Although the first round of the Ukrainian Presidential elections occur Sunday March 31, many people outside of Eastern Europe are unaware of the issues surrounding the elections or who is running. This elections appears to be a referendum on the ‘ultra-nationalist’ policies and ideology Kiev has condoned—most often at the expense of ethnic Russians. The ultimate question, however, may not be the results of the election but whether the international community will be able to understand what is transpiring within Ukraine.
On September 7, the citizens of Basra, Iraq, poured into the streets chanting “Iran, out!” while targeting the Iranian consulate with several rockets. These protests have, in fact, been stirring for several months, with this most recent eruption of violence in Basra serving as a microcosm of the issues Iraq, if not the rest of the Middle East, faces as the result of Iranian militarism.
Ukrainian president Petro Poroshenko announced… a new plan to seek European leadership in war-stricken areas of the nation still in government hands… “establishing a kind of patronage by certain countries over certain cities and towns of Donbass, let Germany take responsibility for Kramatorsk, let Greece for Mariupol, let Great Britain for Volnovaha, let other countries take Severodonetsk, Lisichansk, Avdeevka”

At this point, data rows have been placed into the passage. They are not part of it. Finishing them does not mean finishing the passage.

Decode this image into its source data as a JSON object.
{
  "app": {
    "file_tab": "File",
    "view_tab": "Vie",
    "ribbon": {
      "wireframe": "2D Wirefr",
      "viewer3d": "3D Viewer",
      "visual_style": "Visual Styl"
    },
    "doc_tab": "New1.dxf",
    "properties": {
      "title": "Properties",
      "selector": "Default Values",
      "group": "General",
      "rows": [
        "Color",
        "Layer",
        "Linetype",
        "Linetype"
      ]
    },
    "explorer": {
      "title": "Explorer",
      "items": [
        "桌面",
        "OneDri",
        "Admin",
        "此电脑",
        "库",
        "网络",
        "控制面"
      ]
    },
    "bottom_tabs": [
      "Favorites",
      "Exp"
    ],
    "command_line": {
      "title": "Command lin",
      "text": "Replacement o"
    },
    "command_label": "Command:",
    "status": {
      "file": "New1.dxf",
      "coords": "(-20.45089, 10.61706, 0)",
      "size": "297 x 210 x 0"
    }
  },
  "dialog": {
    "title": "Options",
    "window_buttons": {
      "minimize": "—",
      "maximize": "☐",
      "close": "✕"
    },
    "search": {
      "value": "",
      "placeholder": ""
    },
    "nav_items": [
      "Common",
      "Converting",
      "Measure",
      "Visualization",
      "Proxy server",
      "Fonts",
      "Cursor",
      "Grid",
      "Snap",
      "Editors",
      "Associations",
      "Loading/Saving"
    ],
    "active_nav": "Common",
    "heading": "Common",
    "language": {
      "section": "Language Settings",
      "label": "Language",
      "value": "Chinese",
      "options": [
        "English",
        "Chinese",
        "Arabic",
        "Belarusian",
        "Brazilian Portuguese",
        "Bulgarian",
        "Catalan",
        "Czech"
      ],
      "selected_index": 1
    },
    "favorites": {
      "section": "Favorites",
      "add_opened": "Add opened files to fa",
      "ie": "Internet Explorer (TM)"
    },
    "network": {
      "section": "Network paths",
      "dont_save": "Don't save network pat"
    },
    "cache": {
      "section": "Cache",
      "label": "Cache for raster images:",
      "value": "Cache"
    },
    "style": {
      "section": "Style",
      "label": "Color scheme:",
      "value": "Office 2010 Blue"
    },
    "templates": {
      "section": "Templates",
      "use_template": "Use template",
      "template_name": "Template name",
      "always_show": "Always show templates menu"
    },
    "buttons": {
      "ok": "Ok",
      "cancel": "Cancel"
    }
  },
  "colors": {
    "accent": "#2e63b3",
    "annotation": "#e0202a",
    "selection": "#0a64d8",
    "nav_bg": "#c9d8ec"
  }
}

Given the inherent tension between support for Israel and aversion to military action in the Middle East, the United States must find ways to support Israel without engaging in military conflict. One soft power approach to consider would be supporting Israel’s claim to the Golan Heights.